• _AIM OF THE TASK_: Beneath this task are records; tally the lines in them that contain "企业云盘" and report only the number.

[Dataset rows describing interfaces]
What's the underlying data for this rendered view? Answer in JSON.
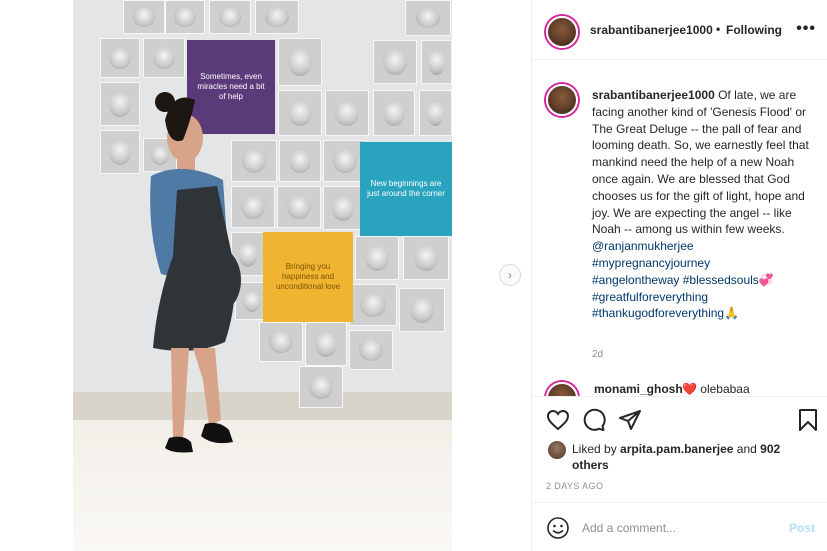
{
  "post": {
    "photo_texts": {
      "purple": "Sometimes, even miracles need a bit of help",
      "teal": "New beginnings are just around the corner",
      "yellow": "Bringing you happiness and unconditional love"
    }
  },
  "header": {
    "username": "srabantibanerjee1000",
    "separator": "•",
    "follow_status": "Following",
    "more_icon": "more-horizontal-icon"
  },
  "caption": {
    "username": "srabantibanerjee1000",
    "text": "Of late, we are facing another kind of 'Genesis Flood' or The Great Deluge -- the pall of fear and looming death. So, we earnestly feel that mankind need the help of a new Noah once again. We are blessed that God chooses us for the gift of light, hope and joy. We are expecting the angel -- like Noah -- among us within few weeks.",
    "tags": [
      "@ranjanmukherjee",
      "#mypregnancyjourney",
      "#angelontheway #blessedsouls💞",
      "#greatfulforeverything",
      "#thankugodforeverything🙏"
    ],
    "age": "2d"
  },
  "comment_preview": {
    "username": "monami_ghosh",
    "text": "❤️ olebabaa"
  },
  "actions": {
    "like_icon": "heart-icon",
    "comment_icon": "comment-icon",
    "share_icon": "send-icon",
    "save_icon": "bookmark-icon"
  },
  "likes": {
    "prefix": "Liked by",
    "user": "arpita.pam.banerjee",
    "middle": "and",
    "others": "902 others"
  },
  "timestamp": "2 DAYS AGO",
  "add_comment": {
    "placeholder": "Add a comment...",
    "post_label": "Post",
    "emoji_icon": "emoji-icon"
  },
  "colors": {
    "link": "#00376b",
    "muted": "#8e8e8e",
    "post_disabled": "#b2dffc",
    "story_ring": "#d6249f"
  }
}
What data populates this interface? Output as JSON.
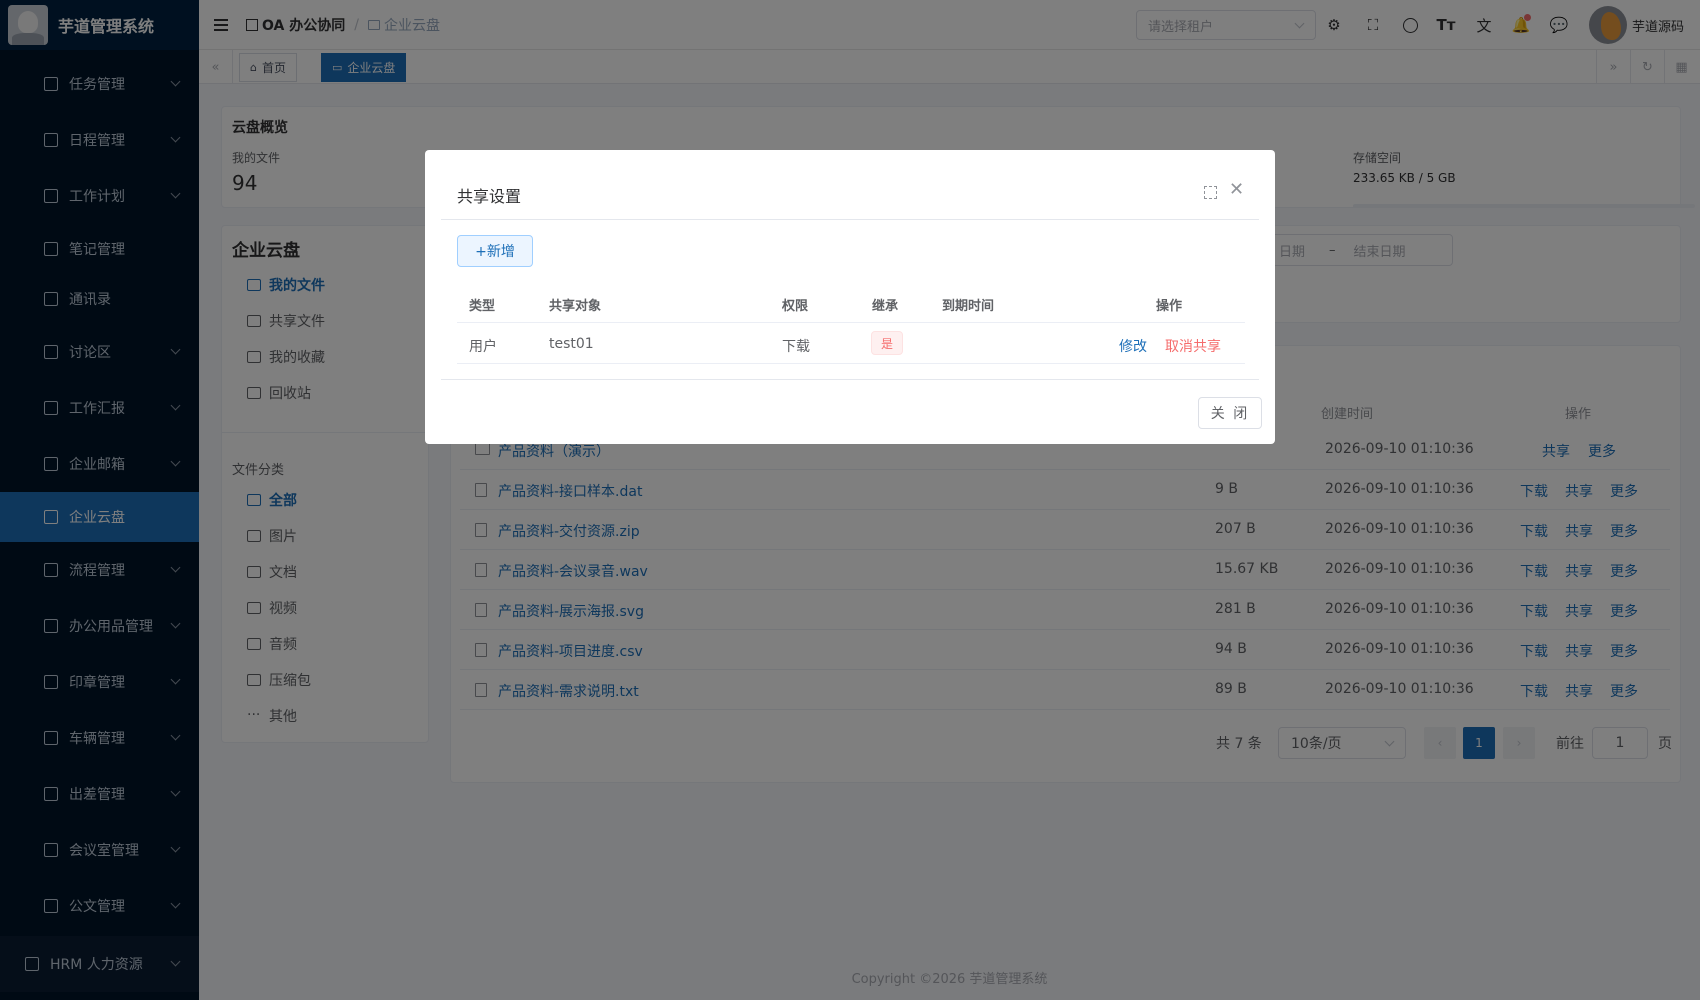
{
  "app": {
    "title": "芋道管理系统"
  },
  "sidebar": {
    "items": [
      {
        "label": "任务管理",
        "icon": "clipboard-icon"
      },
      {
        "label": "日程管理",
        "icon": "calendar-icon"
      },
      {
        "label": "工作计划",
        "icon": "calendar-icon"
      },
      {
        "label": "笔记管理",
        "icon": "notebook-icon"
      },
      {
        "label": "通讯录",
        "icon": "phone-icon"
      },
      {
        "label": "讨论区",
        "icon": "chat-icon"
      },
      {
        "label": "工作汇报",
        "icon": "report-icon"
      },
      {
        "label": "企业邮箱",
        "icon": "mail-icon"
      },
      {
        "label": "企业云盘",
        "icon": "folder-icon"
      },
      {
        "label": "流程管理",
        "icon": "flow-icon"
      },
      {
        "label": "办公用品管理",
        "icon": "bag-icon"
      },
      {
        "label": "印章管理",
        "icon": "stamp-icon"
      },
      {
        "label": "车辆管理",
        "icon": "truck-icon"
      },
      {
        "label": "出差管理",
        "icon": "briefcase-icon"
      },
      {
        "label": "会议室管理",
        "icon": "building-icon"
      },
      {
        "label": "公文管理",
        "icon": "document-icon"
      }
    ],
    "hrm_label": "HRM 人力资源"
  },
  "header": {
    "breadcrumb_root": "OA 办公协同",
    "breadcrumb_current": "企业云盘",
    "tenant_placeholder": "请选择租户",
    "username": "芋道源码"
  },
  "tags": {
    "home": "首页",
    "current": "企业云盘"
  },
  "overview": {
    "title": "云盘概览",
    "my_files_label": "我的文件",
    "my_files_value": "94",
    "storage_label": "存储空间",
    "storage_value": "233.65 KB / 5 GB"
  },
  "side_panel": {
    "title": "企业云盘",
    "items": [
      "我的文件",
      "共享文件",
      "我的收藏",
      "回收站"
    ],
    "category_title": "文件分类",
    "categories": [
      "全部",
      "图片",
      "文档",
      "视频",
      "音频",
      "压缩包",
      "其他"
    ]
  },
  "filter": {
    "date_start": "日期",
    "date_sep": "–",
    "date_end": "结束日期"
  },
  "file_table": {
    "headers": {
      "created": "创建时间",
      "actions": "操作"
    },
    "rows": [
      {
        "name": "产品资料（演示）",
        "size": "",
        "time": "2026-09-10 01:10:36",
        "actions": [
          "共享",
          "更多"
        ]
      },
      {
        "name": "产品资料-接口样本.dat",
        "size": "9 B",
        "time": "2026-09-10 01:10:36",
        "actions": [
          "下载",
          "共享",
          "更多"
        ]
      },
      {
        "name": "产品资料-交付资源.zip",
        "size": "207 B",
        "time": "2026-09-10 01:10:36",
        "actions": [
          "下载",
          "共享",
          "更多"
        ]
      },
      {
        "name": "产品资料-会议录音.wav",
        "size": "15.67 KB",
        "time": "2026-09-10 01:10:36",
        "actions": [
          "下载",
          "共享",
          "更多"
        ]
      },
      {
        "name": "产品资料-展示海报.svg",
        "size": "281 B",
        "time": "2026-09-10 01:10:36",
        "actions": [
          "下载",
          "共享",
          "更多"
        ]
      },
      {
        "name": "产品资料-项目进度.csv",
        "size": "94 B",
        "time": "2026-09-10 01:10:36",
        "actions": [
          "下载",
          "共享",
          "更多"
        ]
      },
      {
        "name": "产品资料-需求说明.txt",
        "size": "89 B",
        "time": "2026-09-10 01:10:36",
        "actions": [
          "下载",
          "共享",
          "更多"
        ]
      }
    ]
  },
  "pagination": {
    "total": "共 7 条",
    "page_size": "10条/页",
    "current": "1",
    "goto_label": "前往",
    "goto_value": "1",
    "page_unit": "页"
  },
  "footer": {
    "copyright": "Copyright ©2026 芋道管理系统"
  },
  "modal": {
    "title": "共享设置",
    "add_button": "+新增",
    "headers": [
      "类型",
      "共享对象",
      "权限",
      "继承",
      "到期时间",
      "操作"
    ],
    "row": {
      "type": "用户",
      "target": "test01",
      "permission": "下载",
      "inherit": "是",
      "expire": "",
      "edit": "修改",
      "cancel": "取消共享"
    },
    "close_button": "关 闭"
  },
  "colors": {
    "primary": "#1d6fb8",
    "danger": "#f56c6c",
    "sidebar_bg": "#001529"
  }
}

• _RESULT OF THIS EXERCISE_: 4